● **Your goal**:
Wherever a line in the records contains the word "icon", return that line.

======== Data to use

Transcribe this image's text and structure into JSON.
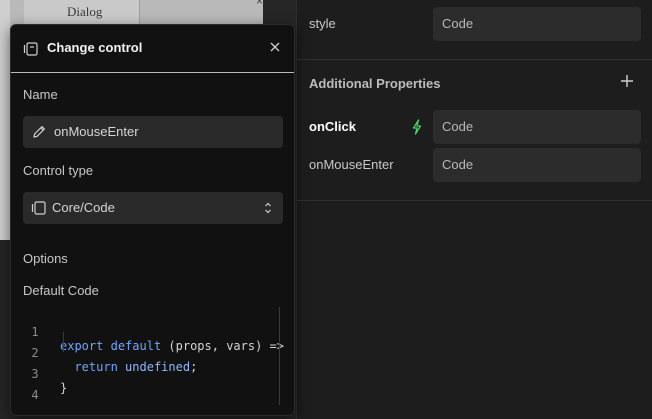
{
  "canvas": {
    "dialog_label": "Dialog",
    "corner_glyph": "×"
  },
  "properties": {
    "rows": [
      {
        "label": "style",
        "value": "Code"
      },
      {
        "label": "onClick",
        "value": "Code",
        "active": true,
        "icon": "bolt-icon"
      },
      {
        "label": "onMouseEnter",
        "value": "Code"
      }
    ],
    "section_title": "Additional Properties",
    "add_icon": "plus-icon"
  },
  "popover": {
    "title": "Change control",
    "header_icon": "control-icon",
    "close_icon": "close-icon",
    "name_label": "Name",
    "name_value": "onMouseEnter",
    "name_icon": "pencil-icon",
    "control_type_label": "Control type",
    "control_type_value": "Core/Code",
    "control_type_icon": "control-icon",
    "options_label": "Options",
    "default_code_label": "Default Code",
    "code_lines": [
      {
        "n": "1",
        "text": "export default (props, vars) =>"
      },
      {
        "n": "2",
        "text": "  return undefined;"
      },
      {
        "n": "3",
        "text": "}"
      },
      {
        "n": "4",
        "text": ""
      }
    ]
  },
  "colors": {
    "panel_bg": "#1d1d1d",
    "popover_bg": "#111111",
    "field_bg": "#2a2a2a",
    "keyword": "#6aa6ff",
    "bolt": "#4fd36b"
  }
}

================

● **Result of this exercise**:
        "icon": "bolt-icon"
    "add_icon": "plus-icon"
    "header_icon": "control-icon",
    "close_icon": "close-icon",
    "name_icon": "pencil-icon",
    "control_type_icon": "control-icon",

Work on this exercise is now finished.